Step 4: Finishing Touches to Make Your Fireplace Regulation-Ready
Once the changes have been made, it is time to finish up and make sure that your fireplace is regulation-ready. It is important to ensure that all safety measures are taken when it comes to your fireplaces, as they can present a number of risks if not addressed properly.
The first thing you should do is inspect the area around your fireplace for any cracks, openings or other possible issues. Repair any issues with non-flammable materials such as mortar, plaster or sheetrock. Also check that vents and flues are in good condition without excessive dust build-up or blockages. This will help keep proper air circulation throughout your home while using the fireplace.
Next, be sure to get your chimney cleaned by a certified technician at least once a year before using it for the season. In addition, you should also have your firebox ready for use with a lining material like firebrick if necessary. This will help ensure that none of the heat generated will escape through cracks and ensure maximum efficiency from your burning process.
Finally, you should always have an adequate supply of wood on hand when using the fireplace during cold months so that you do not run out mid-fire when there is no access to more fuel nearby. If available locally, store some amount of seasoned (dried) wood to get the most efficient accession of heat power once lit up in the firebox. Assuming these steps are carefully followed and looked after – you’re up for cozy winter evenings near warm flames throughout coldest season putting at ease concerns about potential risks caused by neglected preparation!
FAQs on Building a Wood Burning Fireplace from Scratch

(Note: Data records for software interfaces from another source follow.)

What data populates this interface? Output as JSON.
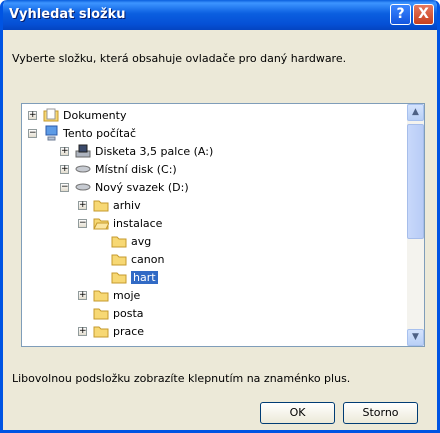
{
  "window": {
    "title": "Vyhledat složku",
    "help_label": "?",
    "close_label": "X"
  },
  "description": "Vyberte složku, která obsahuje ovladače pro daný hardware.",
  "tree": {
    "items": [
      {
        "label": "Dokumenty",
        "expander": "+",
        "icon": "folder-icon"
      },
      {
        "label": "Tento počítač",
        "expander": "−",
        "icon": "computer-icon"
      },
      {
        "label": "Disketa 3,5 palce (A:)",
        "expander": "+",
        "icon": "floppy-drive-icon"
      },
      {
        "label": "Místní disk (C:)",
        "expander": "+",
        "icon": "hard-drive-icon"
      },
      {
        "label": "Nový svazek (D:)",
        "expander": "−",
        "icon": "hard-drive-icon"
      },
      {
        "label": "arhiv",
        "expander": "+",
        "icon": "folder-icon"
      },
      {
        "label": "instalace",
        "expander": "−",
        "icon": "folder-open-icon"
      },
      {
        "label": "avg",
        "expander": "",
        "icon": "folder-icon"
      },
      {
        "label": "canon",
        "expander": "",
        "icon": "folder-icon"
      },
      {
        "label": "hart",
        "expander": "",
        "icon": "folder-icon",
        "selected": true
      },
      {
        "label": "moje",
        "expander": "+",
        "icon": "folder-icon"
      },
      {
        "label": "posta",
        "expander": "",
        "icon": "folder-icon"
      },
      {
        "label": "prace",
        "expander": "+",
        "icon": "folder-icon"
      }
    ]
  },
  "hint": "Libovolnou podsložku zobrazíte klepnutím na znaménko plus.",
  "buttons": {
    "ok": "OK",
    "cancel": "Storno"
  },
  "colors": {
    "titlebar": "#0a5fde",
    "selection": "#316ac5",
    "dialog_bg": "#ece9d8"
  }
}
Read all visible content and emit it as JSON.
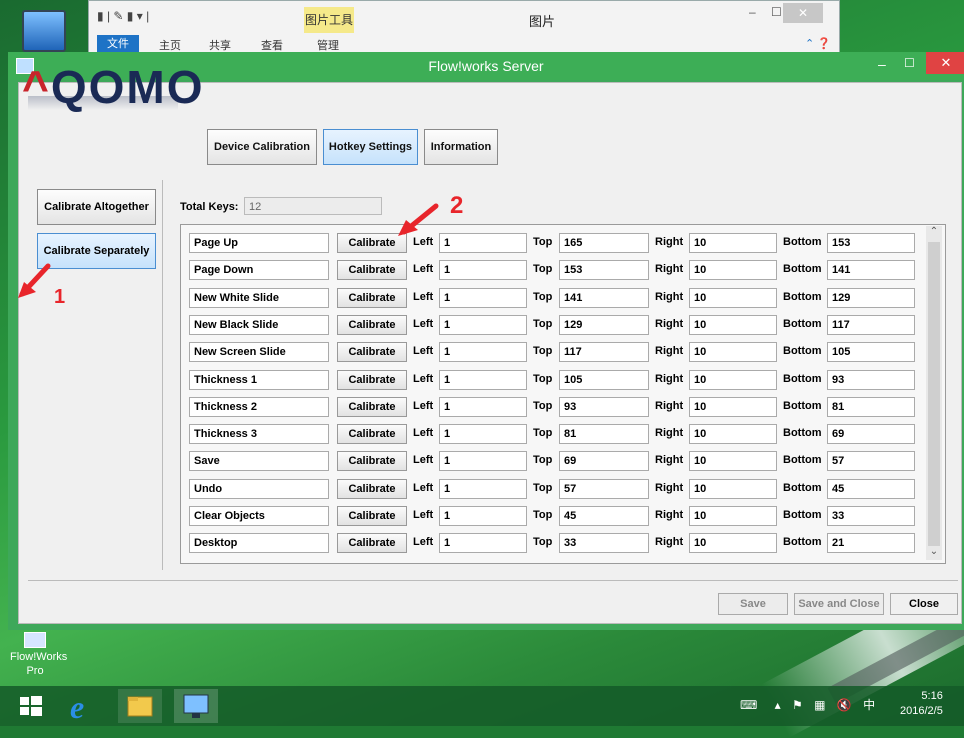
{
  "explorer": {
    "title": "图片",
    "context_tab": "图片工具",
    "tabs": [
      "文件",
      "主页",
      "共享",
      "查看",
      "管理"
    ],
    "min": "–",
    "max": "☐",
    "close": "✕"
  },
  "window": {
    "title": "Flow!works Server",
    "min": "–",
    "max": "☐",
    "close": "✕"
  },
  "logo": {
    "text": "QOMO"
  },
  "tabs": {
    "device": "Device Calibration",
    "hotkey": "Hotkey Settings",
    "info": "Information"
  },
  "side": {
    "altogether": "Calibrate Altogether",
    "separately": "Calibrate Separately"
  },
  "total_keys": {
    "label": "Total Keys:",
    "value": "12"
  },
  "field_labels": {
    "left": "Left",
    "top": "Top",
    "right": "Right",
    "bottom": "Bottom"
  },
  "calibrate_label": "Calibrate",
  "hotkeys": [
    {
      "name": "Page Up",
      "left": "1",
      "top": "165",
      "right": "10",
      "bottom": "153"
    },
    {
      "name": "Page Down",
      "left": "1",
      "top": "153",
      "right": "10",
      "bottom": "141"
    },
    {
      "name": "New White Slide",
      "left": "1",
      "top": "141",
      "right": "10",
      "bottom": "129"
    },
    {
      "name": "New Black Slide",
      "left": "1",
      "top": "129",
      "right": "10",
      "bottom": "117"
    },
    {
      "name": "New Screen Slide",
      "left": "1",
      "top": "117",
      "right": "10",
      "bottom": "105"
    },
    {
      "name": "Thickness 1",
      "left": "1",
      "top": "105",
      "right": "10",
      "bottom": "93"
    },
    {
      "name": "Thickness 2",
      "left": "1",
      "top": "93",
      "right": "10",
      "bottom": "81"
    },
    {
      "name": "Thickness 3",
      "left": "1",
      "top": "81",
      "right": "10",
      "bottom": "69"
    },
    {
      "name": "Save",
      "left": "1",
      "top": "69",
      "right": "10",
      "bottom": "57"
    },
    {
      "name": "Undo",
      "left": "1",
      "top": "57",
      "right": "10",
      "bottom": "45"
    },
    {
      "name": "Clear Objects",
      "left": "1",
      "top": "45",
      "right": "10",
      "bottom": "33"
    },
    {
      "name": "Desktop",
      "left": "1",
      "top": "33",
      "right": "10",
      "bottom": "21"
    }
  ],
  "scrollbar": {
    "up": "⌃",
    "down": "⌄"
  },
  "buttons": {
    "save": "Save",
    "save_close": "Save and Close",
    "close": "Close"
  },
  "annotations": {
    "one": "1",
    "two": "2",
    "color": "#e8252b"
  },
  "desktop_icon": {
    "label": "Flow!Works Pro"
  },
  "taskbar": {
    "icons": [
      "windows-start-icon",
      "internet-explorer-icon",
      "file-explorer-icon",
      "flowworks-server-icon"
    ],
    "tray_ime": "中",
    "time": "5:16",
    "date": "2016/2/5"
  }
}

Q: What tools do I need to build a wood-burning fireplace from scratch?
A: You will need a variety of basic tools in order to build your wood-burning fireplace from scratch. The exact list of necessary tools may vary depending on which type of materials you plan to use (e.g., brick, stone, etc.). Generally speaking, though, the following should come in handy during the construction process:
• Tape measure and level – For measuring and making sure things are perfectly even.
• Hammer – To secure any nails you might be using to hold pieces together.
• Hacksaw – To cut through anything more substantial than nails (e.g., bricks or stones).
• Chisels – For shaping and smoothing your materials as desired.
• Safety glasses/gloves/mask – For protecting yourself during construction work, especially when dealing with sharp edges and dangerous materials such as bricks and mortar.
Q: How much time will it take to build a wood-burning fireplace?
A: Obviously this depends on the complexity of the design and how experienced you are with construction projects; however, a safe estimate is around two days if you’re building a basic model without too many intricacies or decorative touches. If your design is more elaborate or intricate, then you can expect up to four days for completion.
Q: Do I need special skills or knowledge to build a wood-burning fireplace from scratch?
A: Depending on exactly what type of materials you’re using for construction (e.g., brick vs stone), having some experience in trades like masonry could be helpful; however, it’s not strictly necessary that you have professional skills in this area before starting the project. That said though – always check local building codes before attempting anything – safety first! With that said, having some working knowledge of general carpentry concepts can go a long way towards successful execution of the project – so make sure to do plenty of research on the topic beforehand!